One hundred percent. From season 1, even when I was just recurring and my character didn't really have too much to do, they still were there, making sure that I was locked in, making sure I understood what was going on. 50 [Cent], Omari, Joseph [Sikora], Naturi [Naughton], everybody was there, helping me throughout the way. Without them, I wouldn't be in the position I am now So shoutout to the Power family, Omari, Naturi, Joseph, 50, everybody, because I wouldn't be who I am now.
Getting specifically into Ghost, the last time we chatted was before the big season 1 finale. So I have to ask, why do you think Tariq felt that he had to be the one to pull the trigger on Jabari (Justin Marcel McManus)?
Tariq had to be the one. One, because he couldn't just let his professor live after Cane (Woody McClain) did what he did. The professor just seeing him involved with Cane, even though he knew prior to that, wouldn't be a good look for him, so he definitely had to just finish the job. You can't leave those loose ends out there in the business that Tariq is in. He had to get rid of the liabilities. I feel like he didn't want to do it, but he had to do what he had to do. It always comes down to that.

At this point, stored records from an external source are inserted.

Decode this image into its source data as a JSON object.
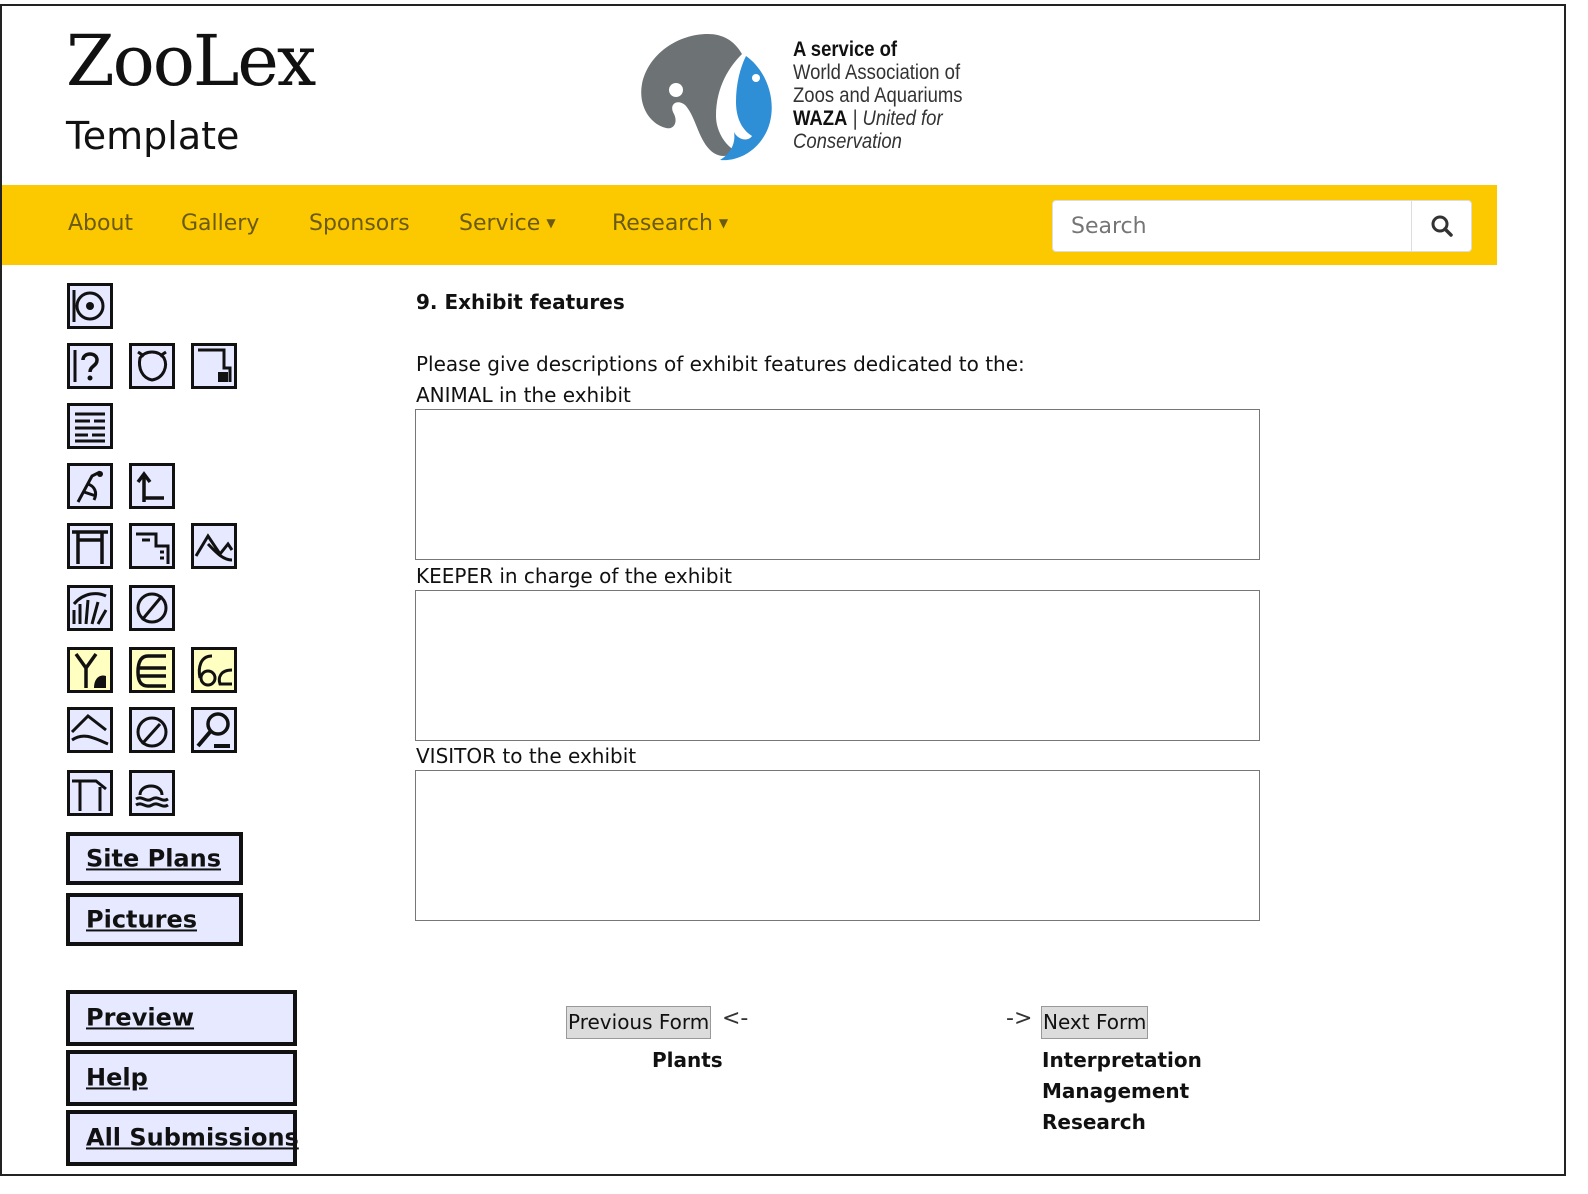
{
  "brand": {
    "logo_text": "ZooLex",
    "subtitle": "Template"
  },
  "waza": {
    "line1": "A service of",
    "line2": "World Association of",
    "line3": "Zoos and Aquariums",
    "line4_bold": "WAZA",
    "line4_rest": " | United for",
    "line5": "Conservation"
  },
  "navbar": {
    "items": [
      {
        "label": "About"
      },
      {
        "label": "Gallery"
      },
      {
        "label": "Sponsors"
      },
      {
        "label": "Service"
      },
      {
        "label": "Research"
      }
    ],
    "search_placeholder": "Search"
  },
  "sidebar": {
    "site_plans": "Site Plans",
    "pictures": "Pictures",
    "preview": "Preview",
    "help": "Help",
    "all_submissions": "All Submissions"
  },
  "main": {
    "section_title": "9. Exhibit features",
    "intro": "Please give descriptions of exhibit features dedicated to the:",
    "fields": [
      {
        "label": "ANIMAL in the exhibit",
        "value": ""
      },
      {
        "label": "KEEPER in charge of the exhibit",
        "value": ""
      },
      {
        "label": "VISITOR to the exhibit",
        "value": ""
      }
    ]
  },
  "pager": {
    "previous_label": "Previous Form",
    "previous_arrow": "<-",
    "previous_links": [
      "Plants"
    ],
    "next_label": "Next Form",
    "next_arrow": "->",
    "next_links": [
      "Interpretation",
      "Management",
      "Research"
    ]
  },
  "colors": {
    "navbar": "#fcc800",
    "tile_blue": "#e6e9ff",
    "tile_yellow": "#ffffc2",
    "waza_blue": "#2e8ed6",
    "waza_gray": "#6d7275"
  }
}
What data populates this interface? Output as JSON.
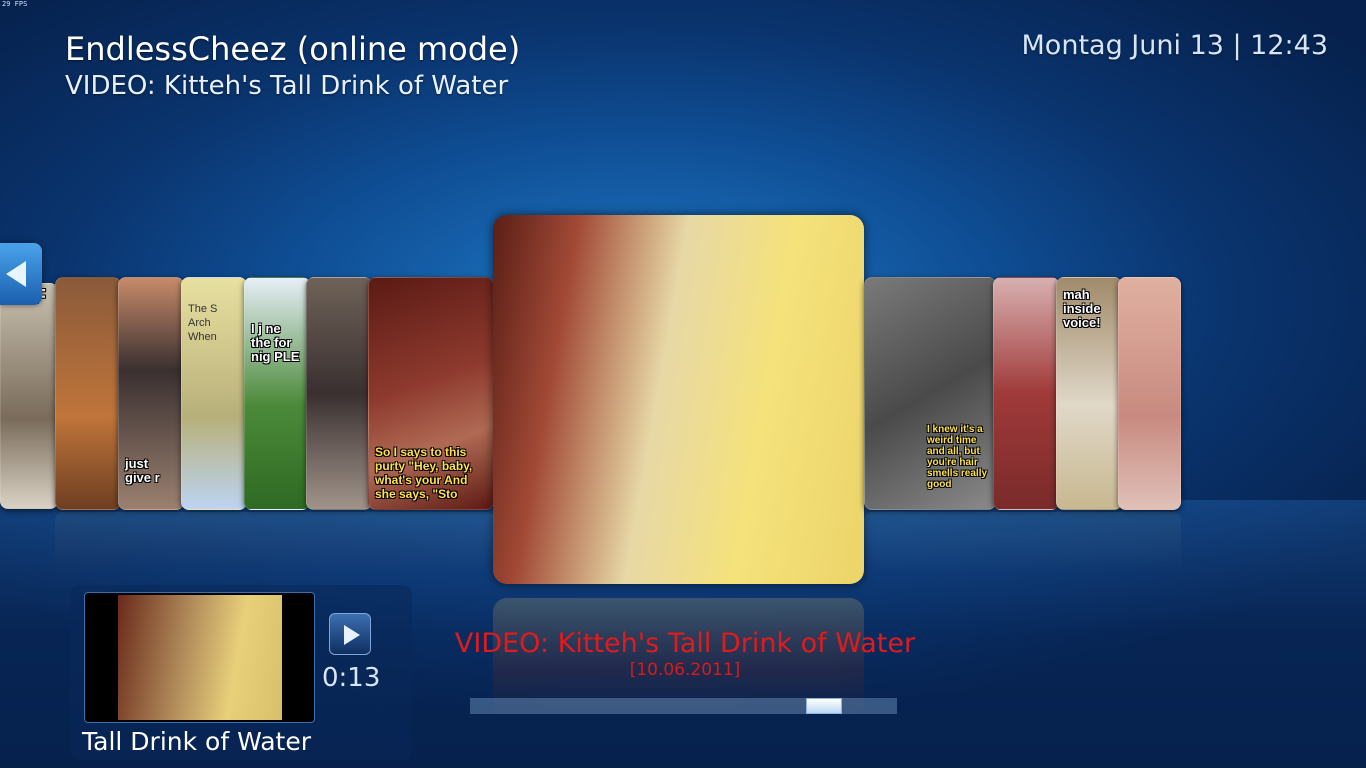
{
  "fps": "29 FPS",
  "header": {
    "title": "EndlessCheez (online mode)",
    "subtitle": "VIDEO: Kitteh's Tall Drink of Water",
    "clock": "Montag Juni 13 | 12:43"
  },
  "coverflow": {
    "left_cards": [
      {
        "caption": "ALF"
      },
      {
        "caption": ""
      },
      {
        "caption": "just give r"
      },
      {
        "caption": "The S Arch When"
      },
      {
        "caption": "I j ne the for nig PLE"
      },
      {
        "caption": ""
      },
      {
        "caption": "So I says to this purty \"Hey, baby, what's your And she says, \"Sto"
      }
    ],
    "right_cards": [
      {
        "caption": "I knew it's a weird time and all, but you're hair smells really good"
      },
      {
        "caption": ""
      },
      {
        "caption": "mah inside voice!"
      },
      {
        "caption": ""
      }
    ]
  },
  "player": {
    "thumb_title": "Tall Drink of Water",
    "duration": "0:13"
  },
  "now_playing": {
    "title": "VIDEO: Kitteh's Tall Drink of Water",
    "date": "[10.06.2011]"
  },
  "scroll": {
    "position_fraction": 0.78
  }
}
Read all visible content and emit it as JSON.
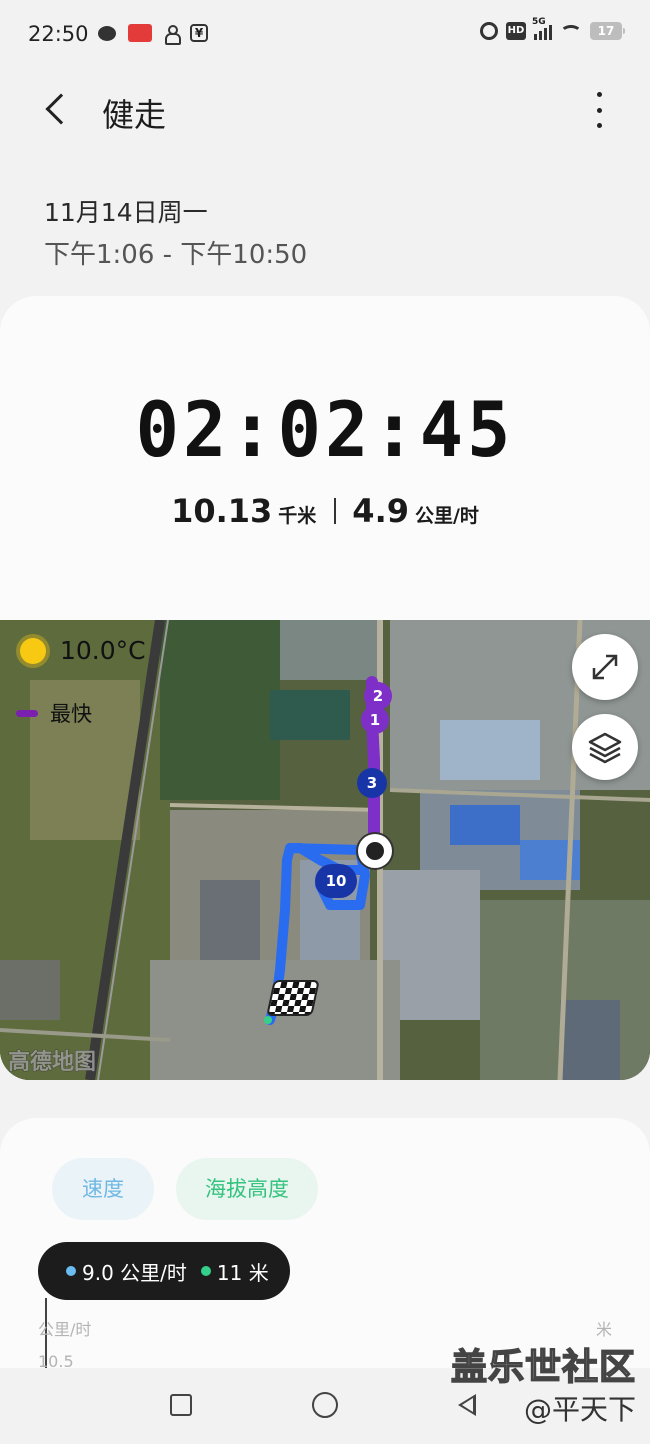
{
  "status_bar": {
    "time": "22:50",
    "signal_label": "5G",
    "battery": "17",
    "hd_label": "HD",
    "icons_left": [
      "wechat-icon",
      "app-icon",
      "person-icon",
      "yen-icon"
    ],
    "icons_right": [
      "alarm-icon",
      "hd-icon",
      "signal-icon",
      "wifi-icon",
      "battery-icon"
    ]
  },
  "header": {
    "title": "健走"
  },
  "session": {
    "date": "11月14日周一",
    "time_range": "下午1:06 - 下午10:50"
  },
  "summary": {
    "duration": "02:02:45",
    "distance_value": "10.13",
    "distance_unit": "千米",
    "speed_value": "4.9",
    "speed_unit": "公里/时"
  },
  "map": {
    "temperature": "10.0°C",
    "legend_label": "最快",
    "legend_color": "#7a1fb0",
    "attribution": "高德地图",
    "markers": [
      "2",
      "1",
      "3",
      "10"
    ],
    "route_colors": {
      "fast": "#7e2fc7",
      "normal": "#2a6cf0"
    }
  },
  "chart": {
    "tabs": [
      {
        "label": "速度",
        "color": "#6fb8e3"
      },
      {
        "label": "海拔高度",
        "color": "#34c37f"
      }
    ],
    "tooltip": {
      "speed": "9.0 公里/时",
      "altitude": "11 米"
    },
    "left_axis_unit": "公里/时",
    "left_axis_tick": "10.5",
    "right_axis_unit": "米"
  },
  "watermark": {
    "site": "盖乐世社区",
    "author": "@平天下"
  }
}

Now that you're six episodes into filming season 2, how would you say having killed a civilian will affect Tariq moving forward?
It will affect Tariq, because everything Tariq does affects him. A lot of things that he does, it's more because he has to do it just to survive. It's definitely going to mess with him. Nobody really wants to kill, so he's definitely going to have to learn to live with that.
Tariq has long rejected the idea that he's like Ghost, but by the end of season 1 it seemed like he's now closer than ever to embracing that he is his father's son. Do you look at it the same way?
I look at it that way. That was one of his struggles in season 1, accepting the fact that he's like his father. Early in season 2, he's still trying to find a way to accept it. He doesn't want to, but it's inevitable — it's in his blood. That's his nature. It's hard for him, but he's coming into reality.
With the finale finding Tasha taken away and Tommy wanting nothing to do with Tariq, what state will we find him in? Is he now more alone than ever, or has he actually maybe found a family in the Tejadas that will accept him for who he's become?
Oh no, he's definitely feeling alone, because he can't trust anybody, especially not the Tejada family. They're in business with each other, so it's a different type of trust. At the beginning of season two, he's more alone than ever and he's trying to figure it out. He still has his people around him, he just doesn't have anyone that he can put all his trust in.
The Power Universe is set to expand with Power Book III: Raising Kanan and Power Book IV: Force, which explore the stories of Kanan and Tommy, who were two of the most formative people in Tariq's life. So for you both as a viewer and the man behind Tariq, are you ready to just sit back and get further insight into those two characters who have meant so much to your character?
I'm so excited for Book III and IV. I'm really waiting for that. Obviously I'm ready for our show to air, but, as of right now, I'm hyped for those.
No spoilers, but I did watch the first episode of Kanan and felt like I now better understood what Kanan saw in Tariq. It feels like there's a little bit of Tariq in young Kanan.
That's super dope. I haven't seen anything. I don't know what's going on, and that's fun to hear that there's some of Tariq in young Kanan. That's making me even more excited.